Adan Valenzuela, a Mexican citizen and resident, worked for Porteadores del Noroeste S.A. de C.V., court records show. The Tijuana, Mexico-based company transports diesel fuel from Phoenix to Nogales, Mexico, just south of the Arizona border.
Mr. Valenzuela suffered several injuries when the truck he was driving was involved in a rollover accident in Arizona, records show. He was treated at hospitals in Mexico and then in Tucson, Ariz. He returned to Mexico after being discharged from the Arizona facility.
Mr. Valenzuela filed for disability benefits from the Instituto Mexicano del Seguro Social, Mexico's social security agency, records show. He also filed for workers comp benefits with the Industrial Commission of Arizona in September 2010, and his claim was referred to the commission's special fund division because Porteadores did not have an Arizona workers comp policy.
The Mexican agency granted disability benefits to Mr. Valenzuela, but declined to pay $17,000 in medical bills from a doctor in Mexico who was outside the agency's medical network, records show. Mr. Valenzuela requested that the Arizona special fund pay for his medical treatment in Arizona, as well as the medical bills that were unpaid in Mexico.
The special fund denied Mr. Valenzuela's claim because it found that “full compensation benefits have been paid” by the Mexican social security office, records show.
But an Arizona administrative law judge found that Mr. Valenzuela was entitled to receive “medical, surgical and hospital” benefits from the Arizona special fund, including the unpaid medical bills in Mexico. The judge also found that the special fund was entitled to a credit for benefits that were already paid to Mr. Valenzuela by the Mexican agency.
Porteadores appealed, contending that requiring a foreign employer to comply with Arizona workers comp law — and requiring Porteadores to repay the Arizona special fund for Mr. Valenzuela’s treatment — violated U.S. law, records show.
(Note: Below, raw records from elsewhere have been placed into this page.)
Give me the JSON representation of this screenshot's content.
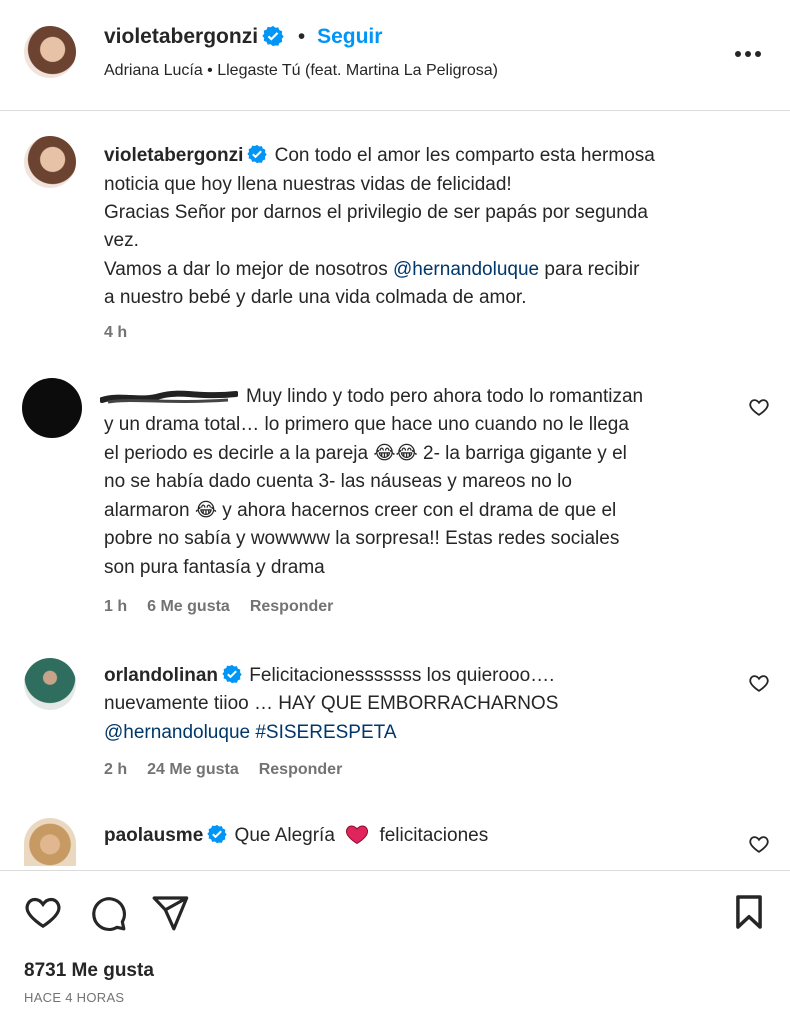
{
  "header": {
    "username": "violetabergonzi",
    "separator": "•",
    "follow_label": "Seguir",
    "audio": "Adriana Lucía • Llegaste Tú (feat. Martina La Peligrosa)"
  },
  "caption": {
    "username": "violetabergonzi",
    "line1": "Con todo el amor les comparto esta hermosa",
    "line2": "noticia que hoy llena nuestras vidas de felicidad!",
    "line3": "Gracias Señor por darnos el privilegio de ser papás por segunda",
    "line4": "vez.",
    "line5_pre": "Vamos a dar lo mejor de nosotros ",
    "line5_mention": "@hernandoluque",
    "line5_post": " para recibir",
    "line6": "a nuestro bebé y darle una vida colmada de amor.",
    "time": "4 h"
  },
  "comments": [
    {
      "username": "",
      "lines": [
        "Muy lindo y todo pero ahora todo lo romantizan",
        "y un drama total… lo primero que hace uno cuando no le llega",
        "el periodo es decirle a la pareja 😂😂 2- la barriga gigante y el",
        "no se había dado cuenta 3- las náuseas y mareos no lo",
        "alarmaron 😂 y ahora hacernos creer con el drama de que el",
        "pobre no sabía y wowwww la sorpresa!! Estas redes sociales",
        "son pura fantasía y drama"
      ],
      "time": "1 h",
      "likes": "6 Me gusta",
      "reply": "Responder"
    },
    {
      "username": "orlandolinan",
      "line1": "Felicitacionesssssss los quierooo….",
      "line2": "nuevamente tiioo … HAY QUE EMBORRACHARNOS",
      "line3_mention1": "@hernandoluque",
      "line3_mention2": "#SISERESPETA",
      "time": "2 h",
      "likes": "24 Me gusta",
      "reply": "Responder"
    },
    {
      "username": "paolausme",
      "text_pre": "Que Alegría",
      "text_post": "felicitaciones"
    }
  ],
  "footer": {
    "likes": "8731 Me gusta",
    "time": "HACE 4 HORAS"
  },
  "colors": {
    "verified": "#0095f6",
    "follow": "#0095f6",
    "mention": "#00376b",
    "heart_red": "#e0245e"
  }
}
Porteadores also argued in part that the North American Free Trade Agreement and the Foreign Commerce Clause pre-empted Arizona workers comp law and claims that would be covered by the Mexican agency, records show.
In a unanimous ruling Tuesday, a three-judge panel of the Arizona Court of Appeals upheld Mr. Valenzuela’s award of Arizona workers comp benefits. In its ruling, the court held that only the U.S. government can challenge potential state law conflicts with NAFTA.
The court also said that the Foreign Commerce Clause, which gives Congress the power to regulate interstate and foreign commerce, does not apply because there were no “specific indications of congressional intent” to prevent Arizona workers comp laws from applying to Porteadores.
“Arizona’s authority to regulate and enforce workers compensation for employees engaged in foreign commerce does not contravene federal law,” the ruling reads. “Accordingly, the (administrative law judge) properly determined that Porteadores is subject to Arizona’s workers compensation statutes in effect at the time of Valenzuela’s injury.”